We could also describe suffering on a personal level, which I take to be James Frey's intention. It is the story of his struggle, albeit an allegedly 'improved' story. Nolan's comparative remarks that Frey should somehow feel less because of his circumstances seems less a comment about suffering or feeling, and more an attempt to describe his situation on a societal level. I'm not sure how to feel about that. There comes a point where you just feel bad about life events and circumstances. While comparing your situation to others can mitigate that to some extent, does that change how you feel? And is using the suffering of others to limit your own reflective of a well adjusted life? You can make a case that downward comparison is just another level of privilege belonging to the well-off, limiting the feelings that we deem them to deserve. Is this a way for us to take power away from people who face less societal problems or prejudices? If so, then is this really a discussion about emotion or suffering, or rather privilege? On a personal level, why do we have to deserve our feelings of suffering? If we are concerned with being sympathetic towards others, these are questions that raise concerns. 

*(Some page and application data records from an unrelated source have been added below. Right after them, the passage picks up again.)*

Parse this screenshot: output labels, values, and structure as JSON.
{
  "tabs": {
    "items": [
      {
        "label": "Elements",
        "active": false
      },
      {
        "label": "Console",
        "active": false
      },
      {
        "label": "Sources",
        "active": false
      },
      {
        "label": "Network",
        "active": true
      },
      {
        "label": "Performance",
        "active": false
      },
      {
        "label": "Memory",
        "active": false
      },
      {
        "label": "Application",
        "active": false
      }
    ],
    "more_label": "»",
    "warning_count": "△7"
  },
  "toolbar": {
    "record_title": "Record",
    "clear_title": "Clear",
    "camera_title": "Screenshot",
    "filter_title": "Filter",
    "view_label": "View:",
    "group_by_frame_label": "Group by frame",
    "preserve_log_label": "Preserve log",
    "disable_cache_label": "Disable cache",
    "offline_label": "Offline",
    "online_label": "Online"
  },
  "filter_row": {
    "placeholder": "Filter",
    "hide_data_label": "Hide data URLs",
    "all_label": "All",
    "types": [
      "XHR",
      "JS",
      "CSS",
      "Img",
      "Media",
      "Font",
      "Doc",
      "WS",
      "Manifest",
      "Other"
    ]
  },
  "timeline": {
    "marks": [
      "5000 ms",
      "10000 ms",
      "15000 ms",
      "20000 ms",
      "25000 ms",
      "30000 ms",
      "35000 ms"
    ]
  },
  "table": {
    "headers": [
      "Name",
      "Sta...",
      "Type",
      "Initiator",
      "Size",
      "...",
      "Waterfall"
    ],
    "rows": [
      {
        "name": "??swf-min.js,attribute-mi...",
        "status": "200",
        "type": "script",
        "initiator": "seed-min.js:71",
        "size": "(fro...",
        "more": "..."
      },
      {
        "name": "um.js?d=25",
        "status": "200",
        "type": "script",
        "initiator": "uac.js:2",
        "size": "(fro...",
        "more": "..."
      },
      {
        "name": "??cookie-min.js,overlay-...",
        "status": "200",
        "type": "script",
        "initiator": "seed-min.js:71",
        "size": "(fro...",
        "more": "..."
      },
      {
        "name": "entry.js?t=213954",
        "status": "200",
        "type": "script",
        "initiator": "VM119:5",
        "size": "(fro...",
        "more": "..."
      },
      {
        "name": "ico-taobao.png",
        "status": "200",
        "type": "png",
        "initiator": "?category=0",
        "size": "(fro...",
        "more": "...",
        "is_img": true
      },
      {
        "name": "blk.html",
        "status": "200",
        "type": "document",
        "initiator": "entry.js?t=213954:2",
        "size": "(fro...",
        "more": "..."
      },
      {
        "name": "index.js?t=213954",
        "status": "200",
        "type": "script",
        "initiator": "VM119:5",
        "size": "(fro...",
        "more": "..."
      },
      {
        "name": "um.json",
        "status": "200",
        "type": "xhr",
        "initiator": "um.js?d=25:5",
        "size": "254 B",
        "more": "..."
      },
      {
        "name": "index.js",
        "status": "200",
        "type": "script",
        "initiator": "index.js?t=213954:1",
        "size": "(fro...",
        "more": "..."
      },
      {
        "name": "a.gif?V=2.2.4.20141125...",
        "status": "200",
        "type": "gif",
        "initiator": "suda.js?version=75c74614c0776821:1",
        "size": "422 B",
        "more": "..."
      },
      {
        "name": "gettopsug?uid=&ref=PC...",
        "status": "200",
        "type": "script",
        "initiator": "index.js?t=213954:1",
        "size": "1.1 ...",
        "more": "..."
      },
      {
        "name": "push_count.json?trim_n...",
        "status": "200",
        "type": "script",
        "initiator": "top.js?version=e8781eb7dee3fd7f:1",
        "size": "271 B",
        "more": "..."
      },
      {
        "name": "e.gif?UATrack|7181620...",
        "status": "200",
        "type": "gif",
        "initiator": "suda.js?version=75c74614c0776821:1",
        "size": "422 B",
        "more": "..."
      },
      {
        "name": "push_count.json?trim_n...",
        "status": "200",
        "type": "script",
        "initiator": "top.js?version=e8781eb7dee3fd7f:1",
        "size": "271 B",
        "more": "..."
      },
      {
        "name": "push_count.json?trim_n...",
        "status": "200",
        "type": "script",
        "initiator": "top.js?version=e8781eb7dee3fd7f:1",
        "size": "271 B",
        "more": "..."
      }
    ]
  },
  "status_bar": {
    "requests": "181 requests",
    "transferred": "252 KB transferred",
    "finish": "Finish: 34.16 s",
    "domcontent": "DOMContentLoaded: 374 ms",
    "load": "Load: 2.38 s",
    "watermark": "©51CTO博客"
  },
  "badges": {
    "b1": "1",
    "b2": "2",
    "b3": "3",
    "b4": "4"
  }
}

These concerns are difficult to address. What I do know is that Nolan's comments reflect a presumption that there are feelings that are deserved on a personal level. This is a presumption that leads to an incredible lack of empathy. Our judgement on the validity of the feelings of others places much of our consideration towards others in the hands of a social calculus. This is a dangerous game for a few reasons. It presumes that we are able to make accurate judgements about not only the feelings of others, but their total circumstances. Even if James Frey is a "pampered trust-fund brat", are we comfortable with using that label? I don't personally know anyone who's circumstances could be summarized with such efficiency. Different people also place different values on privileges, which may or may not reflect their upbringing or present circumstances. A person currently experiencing homelessness may value shelter more than a struggling single parent who can afford rent, but cannot afford luxuries. This is because over time we begin to take things for granted, or give less consideration to things we already have, and problems that are behind us. So if we're comfortable making judgements of others, are we considering our values, or the values of the person we are judging? Perhaps we're supposed to use objective societal standards, but even those are complicated because we live in a diverse society. 

"To confuse the validity of a person's feelings with the storytelling value of their experience is to shun empathy and human connection"

The truth is, I really don't know the answers to any of these questions. Yet I can't stop thinking that these are valuable questions to ask, because they force us to examine our ability to empathize and sympathize with others who are hurting. Maybe Nolan's judgement of Frey's character is correct - I've never met either of them. If that's the case, maybe it makes Frey's experience less compelling as a story. I don't really want to read a story about a someone who is spoiled and unaware, because I don't often find those stories interesting. But to confuse the validity of a person's feelings with the storytelling value of their experience is to shun empathy and human connection. Each person we write off as undeserving and needy is one less person that we feel compelled to help and be considerate of. From my perspective, it seems like this approach is the approach of the reviewer and the news, where people are reduced to statistics and circumstances. Attempting to answer the question of whether emotions are deserved will force us to look at others less fortunate than us, to consider outside perspectives, and to maybe change. Yes, we need to adjust our view of the world by looking to others, and yes we need to care for those who are less fortunate. But this method of tearing people down seems opposed to  caring and compassion.

And of course, there is a grand irony to all of this. In asking whether we are right to judge the emotions and suffering of others, we are judging the emotions of the people who judge others. I think this is inescapable. All it means is that we need to have a discussion - so let's talk.

Duncan FieldComment